I have no desire to return our culture to the formality of yesterday, when father was a marble statue and mother couldn’t smile because her corset was too tight. But if our grandparents represented one extreme of emotional repression, today’s Americans have become temperamental yo-yos at the other. We live and breathe by the vicissitudes of our feelings, and for many, the depression of the “lows” is significantly more prevalent than the elation of the “highs.” Reason is now dominated by feelings, rather than the reverse, as God intended. (Galatians 5:22, TLB quoted)
I don’t know how accurate Dobson’s assessment is of the generations prior to him. However, he is right in his final assessment. Reason is consistently discarded in favor of feelings. As it goes with marriage, what is being demanded of husbands now in Churchianity and the Marriage 2.0 paradigm is completely impossible. Given what has been written, Dobson should have known better.
Feelings are a part of the human existence, and part of maturation is learning to deal with them by putting them in the proper perspective. There is no way to make a person feel happy, or feel anything. Feelings and emotions are solely up to the person having them to control. The person involved needs to be able to see these things for what they are and then evaluate them based on fact, faith, and reason.
Now where the issue of feelings come into the topic of marriage can be where a husband can function as a check against the wife’s feelings (it seems this is a vital component of a husband “mastering” his wife). Given the gynocentric culture and the demands of women, feelings can most certainly be given undue relevancy or importance in the face of the prevailing objective evidence. Dobson started the chapter, entitled “A Man and His Emotions” with several stories of where emotion clouds good wisdom and judgment. Dobson started the paragraph I pulled the text from the first quote with these two sentences (1):
Let me personalize the issue at hand. What imaginary fears are you supporting with contrived evidence? What role do rampant, uncontrolled emotions play in your life?

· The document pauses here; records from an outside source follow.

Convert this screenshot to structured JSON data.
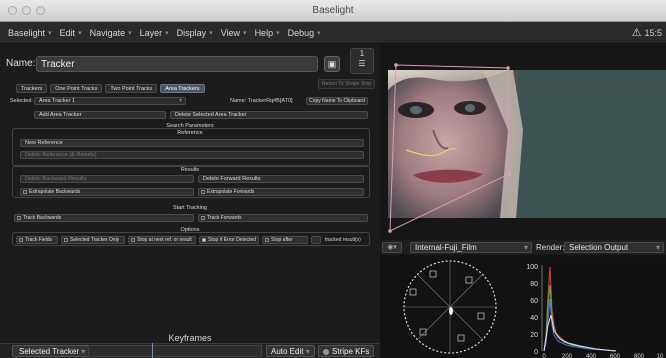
{
  "window": {
    "title": "Baselight"
  },
  "menubar": {
    "items": [
      "Baselight",
      "Edit",
      "Navigate",
      "Layer",
      "Display",
      "View",
      "Help",
      "Debug"
    ],
    "warning_text": "15:5"
  },
  "layer": {
    "name_label": "Name:",
    "name_value": "Tracker",
    "stack_number": "1"
  },
  "tabs": {
    "items": [
      "Trackers",
      "One Point Tracks",
      "Two Point Tracks",
      "Area Trackers"
    ],
    "active": "Area Trackers",
    "return_label": "Return To Shape Strip"
  },
  "tracker": {
    "selected_label": "Selected:",
    "selected_value": "Area Tracker 1",
    "name_text": "Name: TrackerRq#B[AT0]",
    "copy_name": "Copy Name To Clipboard",
    "add_area": "Add Area Tracker",
    "delete_selected": "Delete Selected Area Tracker"
  },
  "search": {
    "title": "Search Parameters",
    "reference_title": "Reference",
    "new_reference": "New Reference",
    "delete_reference": "Delete Reference (& Results)"
  },
  "results": {
    "title": "Results",
    "delete_backward": "Delete Backward Results",
    "delete_forward": "Delete Forward Results",
    "extrapolate_backwards": "Extrapolate Backwards",
    "extrapolate_forwards": "Extrapolate Forwards"
  },
  "start_tracking": {
    "title": "Start Tracking",
    "track_backwards": "Track Backwards",
    "track_forwards": "Track Forwards"
  },
  "options": {
    "title": "Options",
    "items": [
      "Track Fields",
      "Selected Tracker Only",
      "Stop at next ref. or result",
      "Stop if Error Detected",
      "Stop after",
      "tracked result(s)"
    ]
  },
  "keyframes": {
    "title": "Keyframes",
    "selected_tracker": "Selected Tracker",
    "auto_edit": "Auto Edit",
    "stripe_kfs": "Stripe KFs"
  },
  "viewer": {
    "colour_space": "Internal-Fuji_Film",
    "render_label": "Render:",
    "render_value": "Selection Output"
  },
  "histogram": {
    "y_ticks": [
      "100",
      "80",
      "60",
      "40",
      "20",
      "0"
    ],
    "x_ticks": [
      "0",
      "200",
      "400",
      "600",
      "800",
      "10"
    ]
  }
}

A husband, or other men in general rejecting any of a woman’s feelings as invalid, irrelevant, or unsubstantiated to the case at hand given objective evidence can most certainly cause a woman to be upset and up in arms. Given the power that women have gotten in society today (along with men following after the feelings bandwagon), the destructive results of giving feelings primacy over objective evidence and reason are all around us.
Takeaways from doing this:
1. I don’t know how well this experiment has ended up working out. But it was interesting to go through some older material and see what the teachings on marriage were. This is what drew me to the book in the first place as blogging material. That said.
2. It’s interesting how clearly the common Marriage 2.0 doctrine we talk about today on these blogs was expressed in 1980. I have to wonder if these doctrines were such clever deceptions that no one has protested against them until the manosphere got hold of them? It makes me wonder, since the church has so widely and completely accepted the materials of Focus On The Family to be as much gospel as the Scriptures when it comes to marriage and family. Or was there others out there protesting against these doctrines long before we came along?
(1) “Straight Talk to Men and Their Wives” by Dr. James C. Dobson p 185. (2) ibid page 186.